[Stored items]
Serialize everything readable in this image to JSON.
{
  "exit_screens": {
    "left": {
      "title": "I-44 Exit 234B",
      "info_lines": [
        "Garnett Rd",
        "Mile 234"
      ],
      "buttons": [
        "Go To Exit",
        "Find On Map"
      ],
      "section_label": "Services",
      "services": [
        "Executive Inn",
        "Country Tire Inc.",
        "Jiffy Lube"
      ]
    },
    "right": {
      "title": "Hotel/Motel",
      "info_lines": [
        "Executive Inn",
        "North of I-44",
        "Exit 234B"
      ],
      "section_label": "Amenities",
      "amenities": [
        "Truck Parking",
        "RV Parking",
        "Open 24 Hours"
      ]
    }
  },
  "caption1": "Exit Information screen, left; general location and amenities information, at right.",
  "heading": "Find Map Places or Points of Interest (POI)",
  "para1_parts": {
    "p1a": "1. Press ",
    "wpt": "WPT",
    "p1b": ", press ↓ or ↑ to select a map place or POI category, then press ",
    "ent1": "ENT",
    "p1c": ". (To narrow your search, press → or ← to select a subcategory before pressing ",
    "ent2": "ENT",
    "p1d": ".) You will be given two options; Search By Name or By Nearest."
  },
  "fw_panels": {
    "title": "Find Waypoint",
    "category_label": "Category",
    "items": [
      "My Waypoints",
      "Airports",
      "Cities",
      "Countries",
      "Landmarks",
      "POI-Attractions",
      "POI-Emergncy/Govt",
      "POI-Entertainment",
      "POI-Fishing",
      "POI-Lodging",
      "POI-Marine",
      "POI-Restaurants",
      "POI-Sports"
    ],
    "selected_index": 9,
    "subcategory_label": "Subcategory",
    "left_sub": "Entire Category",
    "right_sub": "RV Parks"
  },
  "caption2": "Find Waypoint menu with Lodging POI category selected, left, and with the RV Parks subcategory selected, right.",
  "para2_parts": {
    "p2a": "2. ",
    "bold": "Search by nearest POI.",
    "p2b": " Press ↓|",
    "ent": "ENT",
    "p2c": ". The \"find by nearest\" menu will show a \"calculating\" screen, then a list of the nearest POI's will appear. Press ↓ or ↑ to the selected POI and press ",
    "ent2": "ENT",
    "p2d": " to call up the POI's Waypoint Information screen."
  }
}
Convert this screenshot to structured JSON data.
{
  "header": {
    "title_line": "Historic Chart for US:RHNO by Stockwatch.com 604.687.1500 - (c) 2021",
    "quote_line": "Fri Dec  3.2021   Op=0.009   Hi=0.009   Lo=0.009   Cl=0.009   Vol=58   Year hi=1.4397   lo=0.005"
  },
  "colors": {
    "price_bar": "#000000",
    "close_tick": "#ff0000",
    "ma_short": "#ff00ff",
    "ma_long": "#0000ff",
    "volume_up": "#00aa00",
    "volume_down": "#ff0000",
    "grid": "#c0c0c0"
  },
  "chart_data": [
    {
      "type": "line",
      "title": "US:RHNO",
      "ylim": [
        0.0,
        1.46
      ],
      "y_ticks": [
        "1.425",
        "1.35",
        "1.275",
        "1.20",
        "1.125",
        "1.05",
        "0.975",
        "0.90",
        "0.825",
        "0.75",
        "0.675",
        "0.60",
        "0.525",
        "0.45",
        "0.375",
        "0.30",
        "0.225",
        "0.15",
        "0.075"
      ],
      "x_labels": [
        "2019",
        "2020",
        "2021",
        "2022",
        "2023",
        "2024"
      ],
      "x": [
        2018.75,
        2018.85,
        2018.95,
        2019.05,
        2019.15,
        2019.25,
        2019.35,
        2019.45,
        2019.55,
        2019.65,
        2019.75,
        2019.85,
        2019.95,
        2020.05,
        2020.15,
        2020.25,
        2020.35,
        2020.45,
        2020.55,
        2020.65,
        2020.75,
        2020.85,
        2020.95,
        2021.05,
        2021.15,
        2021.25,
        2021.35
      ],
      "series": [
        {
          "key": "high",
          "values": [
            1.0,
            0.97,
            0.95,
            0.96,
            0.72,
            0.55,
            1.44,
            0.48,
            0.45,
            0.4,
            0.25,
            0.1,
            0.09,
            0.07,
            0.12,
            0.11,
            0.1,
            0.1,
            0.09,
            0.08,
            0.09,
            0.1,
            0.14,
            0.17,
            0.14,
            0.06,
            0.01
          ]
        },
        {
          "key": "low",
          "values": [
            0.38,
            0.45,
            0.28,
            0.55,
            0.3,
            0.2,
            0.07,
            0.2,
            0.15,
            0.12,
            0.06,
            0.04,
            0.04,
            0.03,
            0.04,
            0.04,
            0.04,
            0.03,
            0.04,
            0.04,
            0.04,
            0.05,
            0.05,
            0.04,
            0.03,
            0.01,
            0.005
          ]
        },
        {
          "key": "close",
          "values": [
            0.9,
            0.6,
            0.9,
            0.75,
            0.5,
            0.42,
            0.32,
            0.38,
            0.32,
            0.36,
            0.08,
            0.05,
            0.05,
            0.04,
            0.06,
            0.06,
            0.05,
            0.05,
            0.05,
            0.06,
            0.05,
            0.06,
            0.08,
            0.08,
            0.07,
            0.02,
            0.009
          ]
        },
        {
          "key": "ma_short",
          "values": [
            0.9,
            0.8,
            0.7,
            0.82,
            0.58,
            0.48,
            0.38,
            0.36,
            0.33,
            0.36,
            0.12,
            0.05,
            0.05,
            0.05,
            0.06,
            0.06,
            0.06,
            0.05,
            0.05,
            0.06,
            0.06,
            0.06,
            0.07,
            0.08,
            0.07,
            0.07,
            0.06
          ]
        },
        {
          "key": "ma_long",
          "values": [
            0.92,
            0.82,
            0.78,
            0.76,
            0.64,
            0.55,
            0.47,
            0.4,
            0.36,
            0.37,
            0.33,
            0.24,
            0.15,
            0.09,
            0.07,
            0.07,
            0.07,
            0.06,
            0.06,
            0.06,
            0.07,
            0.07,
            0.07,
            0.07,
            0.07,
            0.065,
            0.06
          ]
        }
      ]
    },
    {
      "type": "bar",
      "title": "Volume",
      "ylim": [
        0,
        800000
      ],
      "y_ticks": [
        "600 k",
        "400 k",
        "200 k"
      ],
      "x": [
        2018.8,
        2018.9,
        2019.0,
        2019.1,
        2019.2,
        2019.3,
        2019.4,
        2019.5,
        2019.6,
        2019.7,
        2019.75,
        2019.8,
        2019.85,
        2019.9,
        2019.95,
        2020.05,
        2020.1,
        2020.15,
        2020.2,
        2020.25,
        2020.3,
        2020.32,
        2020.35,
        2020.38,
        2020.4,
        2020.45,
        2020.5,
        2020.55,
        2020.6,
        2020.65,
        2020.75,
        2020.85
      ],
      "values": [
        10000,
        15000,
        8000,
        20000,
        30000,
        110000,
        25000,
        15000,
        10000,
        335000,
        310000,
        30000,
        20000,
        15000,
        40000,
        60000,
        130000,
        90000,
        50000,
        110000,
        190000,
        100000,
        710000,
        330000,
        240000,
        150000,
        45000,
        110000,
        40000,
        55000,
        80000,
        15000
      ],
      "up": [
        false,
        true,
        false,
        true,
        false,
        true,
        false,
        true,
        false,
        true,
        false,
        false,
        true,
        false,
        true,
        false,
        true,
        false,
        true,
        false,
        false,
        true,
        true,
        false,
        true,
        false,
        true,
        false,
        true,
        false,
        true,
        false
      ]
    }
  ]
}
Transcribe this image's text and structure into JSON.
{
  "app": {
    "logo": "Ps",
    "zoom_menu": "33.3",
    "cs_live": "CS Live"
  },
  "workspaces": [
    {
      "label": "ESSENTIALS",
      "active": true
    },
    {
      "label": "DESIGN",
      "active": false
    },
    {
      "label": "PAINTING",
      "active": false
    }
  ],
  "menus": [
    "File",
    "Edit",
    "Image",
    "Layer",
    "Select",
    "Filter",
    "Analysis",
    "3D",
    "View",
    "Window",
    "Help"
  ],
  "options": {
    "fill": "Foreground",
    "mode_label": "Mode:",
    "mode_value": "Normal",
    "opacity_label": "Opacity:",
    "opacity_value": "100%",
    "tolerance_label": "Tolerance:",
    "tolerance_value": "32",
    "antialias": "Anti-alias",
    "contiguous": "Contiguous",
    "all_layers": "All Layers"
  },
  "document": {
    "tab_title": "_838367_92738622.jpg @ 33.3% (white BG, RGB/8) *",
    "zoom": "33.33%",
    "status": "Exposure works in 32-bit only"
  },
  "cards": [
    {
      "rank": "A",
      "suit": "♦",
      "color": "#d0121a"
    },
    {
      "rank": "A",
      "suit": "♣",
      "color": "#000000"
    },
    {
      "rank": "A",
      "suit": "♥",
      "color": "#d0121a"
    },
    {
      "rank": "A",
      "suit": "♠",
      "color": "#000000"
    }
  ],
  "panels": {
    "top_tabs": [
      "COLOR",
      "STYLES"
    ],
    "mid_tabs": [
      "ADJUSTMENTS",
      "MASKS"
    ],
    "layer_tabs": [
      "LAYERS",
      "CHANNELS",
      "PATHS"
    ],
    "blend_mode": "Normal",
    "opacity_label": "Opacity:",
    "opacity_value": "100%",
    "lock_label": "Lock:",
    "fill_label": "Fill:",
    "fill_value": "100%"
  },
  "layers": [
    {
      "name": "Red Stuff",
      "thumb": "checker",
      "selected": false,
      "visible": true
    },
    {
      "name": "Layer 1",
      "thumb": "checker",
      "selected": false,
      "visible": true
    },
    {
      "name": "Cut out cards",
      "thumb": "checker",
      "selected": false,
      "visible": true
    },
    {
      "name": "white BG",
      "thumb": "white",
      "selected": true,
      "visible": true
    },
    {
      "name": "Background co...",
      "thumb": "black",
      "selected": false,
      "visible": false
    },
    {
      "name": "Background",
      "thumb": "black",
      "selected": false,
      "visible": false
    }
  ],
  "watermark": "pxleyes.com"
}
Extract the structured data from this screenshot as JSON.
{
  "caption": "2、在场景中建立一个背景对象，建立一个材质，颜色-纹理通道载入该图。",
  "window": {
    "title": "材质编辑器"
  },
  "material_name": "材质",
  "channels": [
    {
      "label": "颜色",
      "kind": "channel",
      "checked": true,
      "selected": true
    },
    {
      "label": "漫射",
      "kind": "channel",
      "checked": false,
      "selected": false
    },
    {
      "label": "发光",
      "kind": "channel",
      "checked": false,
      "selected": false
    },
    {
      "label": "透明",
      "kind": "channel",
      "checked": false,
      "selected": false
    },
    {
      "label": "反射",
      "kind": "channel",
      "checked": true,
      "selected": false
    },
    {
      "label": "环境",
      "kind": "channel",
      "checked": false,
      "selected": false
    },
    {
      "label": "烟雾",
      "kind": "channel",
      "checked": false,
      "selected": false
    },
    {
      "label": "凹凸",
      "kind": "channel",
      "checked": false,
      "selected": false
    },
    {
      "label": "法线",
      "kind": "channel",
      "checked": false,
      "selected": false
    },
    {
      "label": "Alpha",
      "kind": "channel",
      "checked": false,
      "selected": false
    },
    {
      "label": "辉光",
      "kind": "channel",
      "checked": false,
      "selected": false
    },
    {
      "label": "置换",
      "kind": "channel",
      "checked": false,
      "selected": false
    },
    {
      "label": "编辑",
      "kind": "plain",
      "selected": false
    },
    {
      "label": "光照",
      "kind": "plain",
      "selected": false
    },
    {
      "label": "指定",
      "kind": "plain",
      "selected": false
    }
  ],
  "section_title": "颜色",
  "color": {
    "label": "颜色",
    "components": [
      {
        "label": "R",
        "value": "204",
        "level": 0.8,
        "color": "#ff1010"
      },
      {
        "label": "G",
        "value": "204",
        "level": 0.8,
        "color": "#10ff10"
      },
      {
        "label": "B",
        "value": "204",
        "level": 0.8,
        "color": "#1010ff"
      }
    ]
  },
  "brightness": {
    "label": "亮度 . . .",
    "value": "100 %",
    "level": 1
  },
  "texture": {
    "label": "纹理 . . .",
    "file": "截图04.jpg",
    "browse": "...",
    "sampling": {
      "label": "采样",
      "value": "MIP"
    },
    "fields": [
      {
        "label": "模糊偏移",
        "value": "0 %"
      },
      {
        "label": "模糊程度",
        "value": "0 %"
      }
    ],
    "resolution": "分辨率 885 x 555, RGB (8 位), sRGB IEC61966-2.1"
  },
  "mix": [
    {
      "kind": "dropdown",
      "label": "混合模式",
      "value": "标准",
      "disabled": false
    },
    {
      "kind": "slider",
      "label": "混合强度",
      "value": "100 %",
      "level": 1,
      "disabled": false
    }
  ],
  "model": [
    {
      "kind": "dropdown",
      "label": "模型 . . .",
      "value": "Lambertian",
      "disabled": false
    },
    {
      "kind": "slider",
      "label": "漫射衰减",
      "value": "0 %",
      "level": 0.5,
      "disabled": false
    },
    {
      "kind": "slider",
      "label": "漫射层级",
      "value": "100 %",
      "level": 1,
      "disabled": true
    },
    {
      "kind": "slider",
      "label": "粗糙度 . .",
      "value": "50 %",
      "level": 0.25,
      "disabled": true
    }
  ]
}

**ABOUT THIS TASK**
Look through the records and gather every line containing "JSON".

**YOUR SOLUTION**
Serialize everything readable in this image to JSON.
Convert this screenshot to structured JSON data.
Transcribe this image's text and structure into JSON.
Extract the structured data from this screenshot as JSON.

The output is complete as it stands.